In turn, I think the Dassai Guy (which is how I have come to think of him) was amused by my love for his sake, and also Japanese drinks and food in general -- a subject we spent a considerable portion of the evening enthusiastically discussing. Somewhere over the course of our conversation, I mentioned that I'd like to visit Hiroshima -- which happens to be the nearest city to where he lives -- some day, in large part because of its famous oysters and okonimyaki. (And for the record, yes, I do think that Hiroshima-style okonomiyaki is superior to Kansai-style okonomiyaki -- sorry, Kansai!)

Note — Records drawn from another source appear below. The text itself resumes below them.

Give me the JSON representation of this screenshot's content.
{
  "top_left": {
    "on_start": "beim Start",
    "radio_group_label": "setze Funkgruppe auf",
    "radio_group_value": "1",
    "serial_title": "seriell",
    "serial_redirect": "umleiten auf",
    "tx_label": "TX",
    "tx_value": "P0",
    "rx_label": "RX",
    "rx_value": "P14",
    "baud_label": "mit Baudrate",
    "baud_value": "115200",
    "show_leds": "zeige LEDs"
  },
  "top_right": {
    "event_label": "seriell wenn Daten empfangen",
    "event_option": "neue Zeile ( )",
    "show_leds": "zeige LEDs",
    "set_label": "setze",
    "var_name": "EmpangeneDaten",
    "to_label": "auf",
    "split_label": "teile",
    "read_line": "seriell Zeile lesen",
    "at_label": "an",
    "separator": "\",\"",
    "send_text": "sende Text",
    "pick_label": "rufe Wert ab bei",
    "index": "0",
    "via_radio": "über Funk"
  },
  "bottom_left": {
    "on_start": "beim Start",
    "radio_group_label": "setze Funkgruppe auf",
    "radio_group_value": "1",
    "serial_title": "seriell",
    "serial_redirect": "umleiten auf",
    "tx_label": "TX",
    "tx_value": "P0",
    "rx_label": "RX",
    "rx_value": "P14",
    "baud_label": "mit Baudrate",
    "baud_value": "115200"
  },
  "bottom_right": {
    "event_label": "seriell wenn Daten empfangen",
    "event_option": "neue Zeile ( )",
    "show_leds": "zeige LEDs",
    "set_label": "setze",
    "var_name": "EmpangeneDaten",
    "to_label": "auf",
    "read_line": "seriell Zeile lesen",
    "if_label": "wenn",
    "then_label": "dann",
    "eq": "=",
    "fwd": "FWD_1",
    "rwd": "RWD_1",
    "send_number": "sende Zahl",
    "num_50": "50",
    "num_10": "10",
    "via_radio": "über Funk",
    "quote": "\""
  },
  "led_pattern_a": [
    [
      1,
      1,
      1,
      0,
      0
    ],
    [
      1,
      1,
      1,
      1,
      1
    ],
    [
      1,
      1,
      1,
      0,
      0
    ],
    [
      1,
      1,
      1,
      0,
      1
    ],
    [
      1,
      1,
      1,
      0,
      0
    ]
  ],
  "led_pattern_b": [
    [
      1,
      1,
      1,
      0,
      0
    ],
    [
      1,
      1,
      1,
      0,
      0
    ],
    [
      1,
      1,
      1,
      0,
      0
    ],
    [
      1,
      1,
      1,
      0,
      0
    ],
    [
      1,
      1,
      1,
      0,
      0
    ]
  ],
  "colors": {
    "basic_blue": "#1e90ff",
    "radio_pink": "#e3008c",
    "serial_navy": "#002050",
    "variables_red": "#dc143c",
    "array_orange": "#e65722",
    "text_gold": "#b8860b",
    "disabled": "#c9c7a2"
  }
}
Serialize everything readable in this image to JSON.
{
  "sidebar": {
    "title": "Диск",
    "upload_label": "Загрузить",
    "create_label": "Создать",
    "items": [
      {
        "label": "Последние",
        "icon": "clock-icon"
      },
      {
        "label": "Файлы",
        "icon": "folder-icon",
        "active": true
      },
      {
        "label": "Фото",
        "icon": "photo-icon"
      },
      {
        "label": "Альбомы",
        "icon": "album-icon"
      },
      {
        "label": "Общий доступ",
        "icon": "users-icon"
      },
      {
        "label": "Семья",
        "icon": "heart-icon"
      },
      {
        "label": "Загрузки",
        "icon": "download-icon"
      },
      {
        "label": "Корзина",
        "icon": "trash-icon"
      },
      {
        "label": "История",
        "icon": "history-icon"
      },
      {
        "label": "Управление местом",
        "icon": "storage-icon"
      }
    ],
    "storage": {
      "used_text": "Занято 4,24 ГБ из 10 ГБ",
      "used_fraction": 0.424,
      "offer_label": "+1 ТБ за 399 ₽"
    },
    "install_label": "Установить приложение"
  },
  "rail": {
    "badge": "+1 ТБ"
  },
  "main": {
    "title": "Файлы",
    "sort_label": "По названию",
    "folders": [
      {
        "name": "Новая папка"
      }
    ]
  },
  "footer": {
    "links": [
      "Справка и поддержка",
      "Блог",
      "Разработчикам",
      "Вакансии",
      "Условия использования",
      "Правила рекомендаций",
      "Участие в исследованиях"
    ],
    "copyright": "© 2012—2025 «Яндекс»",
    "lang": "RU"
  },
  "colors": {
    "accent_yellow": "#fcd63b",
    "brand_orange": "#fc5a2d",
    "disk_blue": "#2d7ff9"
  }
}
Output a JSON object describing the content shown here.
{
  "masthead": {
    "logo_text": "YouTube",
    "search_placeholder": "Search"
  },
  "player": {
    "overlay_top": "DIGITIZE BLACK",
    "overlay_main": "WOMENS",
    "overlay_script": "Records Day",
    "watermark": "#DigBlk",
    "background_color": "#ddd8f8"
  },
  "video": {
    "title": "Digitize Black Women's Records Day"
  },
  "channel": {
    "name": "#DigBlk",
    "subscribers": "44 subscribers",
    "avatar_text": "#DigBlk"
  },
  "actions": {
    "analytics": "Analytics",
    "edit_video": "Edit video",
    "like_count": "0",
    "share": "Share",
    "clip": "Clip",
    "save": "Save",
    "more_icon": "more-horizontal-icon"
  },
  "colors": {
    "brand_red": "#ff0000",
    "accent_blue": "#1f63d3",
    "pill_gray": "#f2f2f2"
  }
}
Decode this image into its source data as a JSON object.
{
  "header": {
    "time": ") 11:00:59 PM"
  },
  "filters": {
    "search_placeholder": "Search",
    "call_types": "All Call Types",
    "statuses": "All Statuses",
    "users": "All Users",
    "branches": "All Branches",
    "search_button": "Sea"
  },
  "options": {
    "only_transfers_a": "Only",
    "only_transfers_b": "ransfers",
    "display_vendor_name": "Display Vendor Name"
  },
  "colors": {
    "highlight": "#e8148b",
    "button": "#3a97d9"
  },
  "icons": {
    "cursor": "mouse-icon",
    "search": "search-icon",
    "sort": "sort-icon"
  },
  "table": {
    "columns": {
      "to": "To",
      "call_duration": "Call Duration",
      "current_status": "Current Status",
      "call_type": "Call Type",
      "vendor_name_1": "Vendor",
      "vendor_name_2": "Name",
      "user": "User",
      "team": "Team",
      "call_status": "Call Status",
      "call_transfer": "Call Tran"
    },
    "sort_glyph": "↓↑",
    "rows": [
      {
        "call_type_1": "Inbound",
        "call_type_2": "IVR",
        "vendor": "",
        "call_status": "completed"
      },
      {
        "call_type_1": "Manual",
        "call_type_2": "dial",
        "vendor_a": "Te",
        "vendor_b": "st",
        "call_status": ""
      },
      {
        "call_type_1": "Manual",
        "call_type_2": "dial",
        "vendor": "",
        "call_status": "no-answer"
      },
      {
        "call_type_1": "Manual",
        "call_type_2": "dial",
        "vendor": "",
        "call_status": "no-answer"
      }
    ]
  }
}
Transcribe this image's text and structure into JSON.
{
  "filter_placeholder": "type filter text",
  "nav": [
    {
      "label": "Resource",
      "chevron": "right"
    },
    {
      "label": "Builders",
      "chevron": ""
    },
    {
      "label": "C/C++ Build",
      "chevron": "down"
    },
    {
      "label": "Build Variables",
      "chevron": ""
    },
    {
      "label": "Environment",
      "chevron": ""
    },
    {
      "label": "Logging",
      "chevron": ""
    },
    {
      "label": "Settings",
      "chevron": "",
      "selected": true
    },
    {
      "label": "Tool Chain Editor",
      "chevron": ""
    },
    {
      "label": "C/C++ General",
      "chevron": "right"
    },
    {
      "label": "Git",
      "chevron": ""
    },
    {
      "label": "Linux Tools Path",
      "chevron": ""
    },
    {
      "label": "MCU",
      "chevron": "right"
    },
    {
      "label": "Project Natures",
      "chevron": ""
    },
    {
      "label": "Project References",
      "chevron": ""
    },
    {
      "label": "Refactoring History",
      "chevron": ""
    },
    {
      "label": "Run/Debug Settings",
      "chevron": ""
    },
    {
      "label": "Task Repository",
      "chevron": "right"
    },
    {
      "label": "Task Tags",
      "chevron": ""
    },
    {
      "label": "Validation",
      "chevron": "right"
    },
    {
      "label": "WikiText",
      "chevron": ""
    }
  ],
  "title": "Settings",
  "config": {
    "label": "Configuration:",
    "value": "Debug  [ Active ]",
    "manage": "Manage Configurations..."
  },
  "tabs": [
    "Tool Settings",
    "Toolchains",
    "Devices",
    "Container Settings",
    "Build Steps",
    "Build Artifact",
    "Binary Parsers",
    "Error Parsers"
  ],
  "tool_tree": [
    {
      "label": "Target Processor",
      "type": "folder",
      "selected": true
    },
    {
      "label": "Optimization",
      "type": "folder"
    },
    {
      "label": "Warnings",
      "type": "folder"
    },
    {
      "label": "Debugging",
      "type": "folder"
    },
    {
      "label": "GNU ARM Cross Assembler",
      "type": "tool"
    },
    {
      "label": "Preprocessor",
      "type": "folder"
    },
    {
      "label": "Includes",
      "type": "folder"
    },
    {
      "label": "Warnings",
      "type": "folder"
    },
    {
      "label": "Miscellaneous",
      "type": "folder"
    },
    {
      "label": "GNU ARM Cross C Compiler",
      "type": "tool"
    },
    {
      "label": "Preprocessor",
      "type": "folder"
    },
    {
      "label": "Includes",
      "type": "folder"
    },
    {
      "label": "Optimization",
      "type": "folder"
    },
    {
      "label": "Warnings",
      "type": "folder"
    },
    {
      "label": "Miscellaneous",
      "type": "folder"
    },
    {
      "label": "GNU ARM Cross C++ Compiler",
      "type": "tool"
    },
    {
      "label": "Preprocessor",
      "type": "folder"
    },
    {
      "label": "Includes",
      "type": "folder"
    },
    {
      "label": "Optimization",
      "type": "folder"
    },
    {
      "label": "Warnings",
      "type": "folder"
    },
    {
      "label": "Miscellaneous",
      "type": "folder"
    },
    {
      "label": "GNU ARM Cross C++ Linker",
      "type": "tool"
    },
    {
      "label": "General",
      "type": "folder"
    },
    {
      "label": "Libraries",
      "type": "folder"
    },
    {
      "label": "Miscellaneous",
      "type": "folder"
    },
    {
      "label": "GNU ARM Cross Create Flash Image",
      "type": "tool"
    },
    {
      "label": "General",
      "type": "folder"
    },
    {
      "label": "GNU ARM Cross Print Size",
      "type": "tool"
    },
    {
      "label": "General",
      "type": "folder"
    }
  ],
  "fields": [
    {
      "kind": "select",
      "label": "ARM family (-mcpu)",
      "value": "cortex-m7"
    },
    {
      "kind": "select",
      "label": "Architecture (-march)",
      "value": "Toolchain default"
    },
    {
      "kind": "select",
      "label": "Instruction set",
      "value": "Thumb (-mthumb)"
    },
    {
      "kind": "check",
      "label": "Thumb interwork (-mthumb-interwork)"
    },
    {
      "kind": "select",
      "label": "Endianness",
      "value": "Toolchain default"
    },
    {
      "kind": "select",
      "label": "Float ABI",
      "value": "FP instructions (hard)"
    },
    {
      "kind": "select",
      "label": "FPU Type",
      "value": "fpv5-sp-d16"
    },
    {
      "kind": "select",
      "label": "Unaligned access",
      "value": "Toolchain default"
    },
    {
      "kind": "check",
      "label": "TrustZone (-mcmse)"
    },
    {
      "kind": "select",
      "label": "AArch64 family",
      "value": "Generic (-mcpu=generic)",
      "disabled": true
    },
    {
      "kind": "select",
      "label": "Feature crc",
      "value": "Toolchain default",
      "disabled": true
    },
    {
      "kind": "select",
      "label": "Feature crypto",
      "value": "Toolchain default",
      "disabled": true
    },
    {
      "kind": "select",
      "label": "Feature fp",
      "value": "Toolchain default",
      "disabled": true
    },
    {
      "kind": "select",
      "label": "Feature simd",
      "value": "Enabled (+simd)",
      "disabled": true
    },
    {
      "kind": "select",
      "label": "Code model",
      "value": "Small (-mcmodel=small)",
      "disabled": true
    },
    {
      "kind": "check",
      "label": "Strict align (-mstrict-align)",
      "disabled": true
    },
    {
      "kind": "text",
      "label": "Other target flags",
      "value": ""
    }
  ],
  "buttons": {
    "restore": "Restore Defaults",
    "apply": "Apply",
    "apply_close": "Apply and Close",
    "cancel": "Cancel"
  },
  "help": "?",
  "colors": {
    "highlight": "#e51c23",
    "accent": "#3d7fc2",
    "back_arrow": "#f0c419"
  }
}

His response just about blew my mind: "Aah, but have you tried okonomiyaki with oysters?"! For in all honesty, "regular" okonomiyaki -- containing such as okonomiyaki flour, eggs, cabbage and egg noodles (the last found only in Hiroshima-style okonomiyaki) and topped with mayonaise, okonomiyaki sauce, dried seaweed and bonito flakes -- already seemed good to me, and those topped with bacon and/or a fried egg pretty decadent.
But okonomiyaki with oysters? Let's just say that even typing this has got me salivating and thinking I need to go get me some okonomiyaki for dinner tonight! So imagine my excitement when I saw okonomiyaki with oysters on the menu at the izakaya I went to for dinner in Kurashiki! And for the record: yes, it was indeed very good -- though, in truth, I do prefer to have my oysters raw rather than cooked.
Still, what really got me pinching myself to make sure I wasn't dreaming was my finding two other dishes I love on that same menu: kani miso (served at Uotomi with slices of cucumbers), and corn tempura (whose shape actually more resembles those that I pined for in Still Walking than those admittedly delicious ball-shaped ones at Yardbird). Washed down with a large mug of nama biru (draft beer) whose order included a few choice nibbles, my only regret at dinner that evening was that I was a train ride away from my hotel; otherwise, I really might have made a pig out of myself there! ;b